**Work instruction:** The records must be repeated exactly and in their entirety.

**Records for processing:**
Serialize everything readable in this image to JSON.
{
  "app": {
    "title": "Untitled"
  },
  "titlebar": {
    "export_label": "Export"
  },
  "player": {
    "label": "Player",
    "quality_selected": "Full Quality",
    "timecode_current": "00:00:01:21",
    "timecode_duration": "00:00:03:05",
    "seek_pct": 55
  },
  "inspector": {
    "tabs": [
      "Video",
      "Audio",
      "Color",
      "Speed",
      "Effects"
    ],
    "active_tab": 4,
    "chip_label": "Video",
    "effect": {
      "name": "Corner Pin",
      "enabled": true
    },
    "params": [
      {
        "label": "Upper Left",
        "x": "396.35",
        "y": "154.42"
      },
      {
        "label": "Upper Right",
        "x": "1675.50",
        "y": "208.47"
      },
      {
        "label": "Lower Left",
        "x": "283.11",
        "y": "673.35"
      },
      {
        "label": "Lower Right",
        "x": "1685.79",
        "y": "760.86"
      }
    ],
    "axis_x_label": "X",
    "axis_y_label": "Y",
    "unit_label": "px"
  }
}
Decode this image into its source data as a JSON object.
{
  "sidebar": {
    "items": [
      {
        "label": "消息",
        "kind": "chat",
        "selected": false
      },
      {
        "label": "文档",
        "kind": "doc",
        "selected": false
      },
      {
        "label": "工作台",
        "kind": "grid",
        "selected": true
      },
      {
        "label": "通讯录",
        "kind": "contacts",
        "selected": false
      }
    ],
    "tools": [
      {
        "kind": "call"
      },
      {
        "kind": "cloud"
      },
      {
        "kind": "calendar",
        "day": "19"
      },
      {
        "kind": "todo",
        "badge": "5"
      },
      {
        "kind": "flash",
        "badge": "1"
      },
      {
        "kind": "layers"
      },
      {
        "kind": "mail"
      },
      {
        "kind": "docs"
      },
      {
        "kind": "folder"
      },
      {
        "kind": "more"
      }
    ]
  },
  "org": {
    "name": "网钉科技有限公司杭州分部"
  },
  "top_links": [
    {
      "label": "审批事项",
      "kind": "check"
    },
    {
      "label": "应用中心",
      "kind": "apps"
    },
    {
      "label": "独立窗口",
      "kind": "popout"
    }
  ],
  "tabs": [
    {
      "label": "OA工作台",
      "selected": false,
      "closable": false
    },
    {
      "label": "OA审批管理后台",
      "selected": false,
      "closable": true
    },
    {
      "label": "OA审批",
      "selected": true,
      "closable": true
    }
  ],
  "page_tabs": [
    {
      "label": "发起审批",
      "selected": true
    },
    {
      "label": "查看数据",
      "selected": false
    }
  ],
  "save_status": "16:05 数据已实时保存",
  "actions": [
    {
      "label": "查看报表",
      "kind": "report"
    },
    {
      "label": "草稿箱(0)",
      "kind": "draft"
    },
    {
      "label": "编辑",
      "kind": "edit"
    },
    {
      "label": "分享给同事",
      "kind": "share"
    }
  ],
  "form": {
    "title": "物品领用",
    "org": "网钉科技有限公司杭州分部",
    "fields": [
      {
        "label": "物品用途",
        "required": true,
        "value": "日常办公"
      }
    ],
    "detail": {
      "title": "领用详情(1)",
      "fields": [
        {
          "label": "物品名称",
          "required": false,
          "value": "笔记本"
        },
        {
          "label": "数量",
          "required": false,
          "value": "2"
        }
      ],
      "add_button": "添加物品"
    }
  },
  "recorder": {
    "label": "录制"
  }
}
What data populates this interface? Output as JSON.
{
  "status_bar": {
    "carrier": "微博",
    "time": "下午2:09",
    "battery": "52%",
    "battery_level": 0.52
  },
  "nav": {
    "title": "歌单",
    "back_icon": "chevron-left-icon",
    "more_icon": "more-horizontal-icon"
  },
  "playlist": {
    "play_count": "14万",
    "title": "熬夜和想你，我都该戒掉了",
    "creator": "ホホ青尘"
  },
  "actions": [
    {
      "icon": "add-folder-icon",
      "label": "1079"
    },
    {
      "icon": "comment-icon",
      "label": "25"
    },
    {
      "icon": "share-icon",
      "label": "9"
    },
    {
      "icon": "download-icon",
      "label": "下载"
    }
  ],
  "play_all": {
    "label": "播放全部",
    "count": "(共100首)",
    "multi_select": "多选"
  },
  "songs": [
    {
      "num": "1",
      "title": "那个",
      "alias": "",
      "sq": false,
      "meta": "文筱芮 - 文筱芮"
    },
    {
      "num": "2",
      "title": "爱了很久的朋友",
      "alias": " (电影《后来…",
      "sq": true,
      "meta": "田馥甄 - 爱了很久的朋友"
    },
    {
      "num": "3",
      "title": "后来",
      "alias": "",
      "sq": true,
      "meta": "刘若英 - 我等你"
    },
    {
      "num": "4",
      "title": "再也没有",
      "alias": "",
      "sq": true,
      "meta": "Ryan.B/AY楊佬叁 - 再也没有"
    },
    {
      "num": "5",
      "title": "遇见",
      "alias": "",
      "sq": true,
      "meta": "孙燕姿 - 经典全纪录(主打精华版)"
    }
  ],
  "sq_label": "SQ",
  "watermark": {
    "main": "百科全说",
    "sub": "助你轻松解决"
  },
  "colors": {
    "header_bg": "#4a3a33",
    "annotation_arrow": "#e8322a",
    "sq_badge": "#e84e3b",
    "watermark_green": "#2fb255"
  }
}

**Response area:**
Serialize everything readable in this image to JSON.
{
  "app": {
    "title": "Untitled"
  },
  "titlebar": {
    "export_label": "Export"
  },
  "player": {
    "label": "Player",
    "quality_selected": "Full Quality",
    "timecode_current": "00:00:01:21",
    "timecode_duration": "00:00:03:05",
    "seek_pct": 55
  },
  "inspector": {
    "tabs": [
      "Video",
      "Audio",
      "Color",
      "Speed",
      "Effects"
    ],
    "active_tab": 4,
    "chip_label": "Video",
    "effect": {
      "name": "Corner Pin",
      "enabled": true
    },
    "params": [
      {
        "label": "Upper Left",
        "x": "396.35",
        "y": "154.42"
      },
      {
        "label": "Upper Right",
        "x": "1675.50",
        "y": "208.47"
      },
      {
        "label": "Lower Left",
        "x": "283.11",
        "y": "673.35"
      },
      {
        "label": "Lower Right",
        "x": "1685.79",
        "y": "760.86"
      }
    ],
    "axis_x_label": "X",
    "axis_y_label": "Y",
    "unit_label": "px"
  }
}
Decode this image into its source data as a JSON object.
{
  "sidebar": {
    "items": [
      {
        "label": "消息",
        "kind": "chat",
        "selected": false
      },
      {
        "label": "文档",
        "kind": "doc",
        "selected": false
      },
      {
        "label": "工作台",
        "kind": "grid",
        "selected": true
      },
      {
        "label": "通讯录",
        "kind": "contacts",
        "selected": false
      }
    ],
    "tools": [
      {
        "kind": "call"
      },
      {
        "kind": "cloud"
      },
      {
        "kind": "calendar",
        "day": "19"
      },
      {
        "kind": "todo",
        "badge": "5"
      },
      {
        "kind": "flash",
        "badge": "1"
      },
      {
        "kind": "layers"
      },
      {
        "kind": "mail"
      },
      {
        "kind": "docs"
      },
      {
        "kind": "folder"
      },
      {
        "kind": "more"
      }
    ]
  },
  "org": {
    "name": "网钉科技有限公司杭州分部"
  },
  "top_links": [
    {
      "label": "审批事项",
      "kind": "check"
    },
    {
      "label": "应用中心",
      "kind": "apps"
    },
    {
      "label": "独立窗口",
      "kind": "popout"
    }
  ],
  "tabs": [
    {
      "label": "OA工作台",
      "selected": false,
      "closable": false
    },
    {
      "label": "OA审批管理后台",
      "selected": false,
      "closable": true
    },
    {
      "label": "OA审批",
      "selected": true,
      "closable": true
    }
  ],
  "page_tabs": [
    {
      "label": "发起审批",
      "selected": true
    },
    {
      "label": "查看数据",
      "selected": false
    }
  ],
  "save_status": "16:05 数据已实时保存",
  "actions": [
    {
      "label": "查看报表",
      "kind": "report"
    },
    {
      "label": "草稿箱(0)",
      "kind": "draft"
    },
    {
      "label": "编辑",
      "kind": "edit"
    },
    {
      "label": "分享给同事",
      "kind": "share"
    }
  ],
  "form": {
    "title": "物品领用",
    "org": "网钉科技有限公司杭州分部",
    "fields": [
      {
        "label": "物品用途",
        "required": true,
        "value": "日常办公"
      }
    ],
    "detail": {
      "title": "领用详情(1)",
      "fields": [
        {
          "label": "物品名称",
          "required": false,
          "value": "笔记本"
        },
        {
          "label": "数量",
          "required": false,
          "value": "2"
        }
      ],
      "add_button": "添加物品"
    }
  },
  "recorder": {
    "label": "录制"
  }
}
What data populates this interface? Output as JSON.
{
  "status_bar": {
    "carrier": "微博",
    "time": "下午2:09",
    "battery": "52%",
    "battery_level": 0.52
  },
  "nav": {
    "title": "歌单",
    "back_icon": "chevron-left-icon",
    "more_icon": "more-horizontal-icon"
  },
  "playlist": {
    "play_count": "14万",
    "title": "熬夜和想你，我都该戒掉了",
    "creator": "ホホ青尘"
  },
  "actions": [
    {
      "icon": "add-folder-icon",
      "label": "1079"
    },
    {
      "icon": "comment-icon",
      "label": "25"
    },
    {
      "icon": "share-icon",
      "label": "9"
    },
    {
      "icon": "download-icon",
      "label": "下载"
    }
  ],
  "play_all": {
    "label": "播放全部",
    "count": "(共100首)",
    "multi_select": "多选"
  },
  "songs": [
    {
      "num": "1",
      "title": "那个",
      "alias": "",
      "sq": false,
      "meta": "文筱芮 - 文筱芮"
    },
    {
      "num": "2",
      "title": "爱了很久的朋友",
      "alias": " (电影《后来…",
      "sq": true,
      "meta": "田馥甄 - 爱了很久的朋友"
    },
    {
      "num": "3",
      "title": "后来",
      "alias": "",
      "sq": true,
      "meta": "刘若英 - 我等你"
    },
    {
      "num": "4",
      "title": "再也没有",
      "alias": "",
      "sq": true,
      "meta": "Ryan.B/AY楊佬叁 - 再也没有"
    },
    {
      "num": "5",
      "title": "遇见",
      "alias": "",
      "sq": true,
      "meta": "孙燕姿 - 经典全纪录(主打精华版)"
    }
  ],
  "sq_label": "SQ",
  "watermark": {
    "main": "百科全说",
    "sub": "助你轻松解决"
  },
  "colors": {
    "header_bg": "#4a3a33",
    "annotation_arrow": "#e8322a",
    "sq_badge": "#e84e3b",
    "watermark_green": "#2fb255"
  }
}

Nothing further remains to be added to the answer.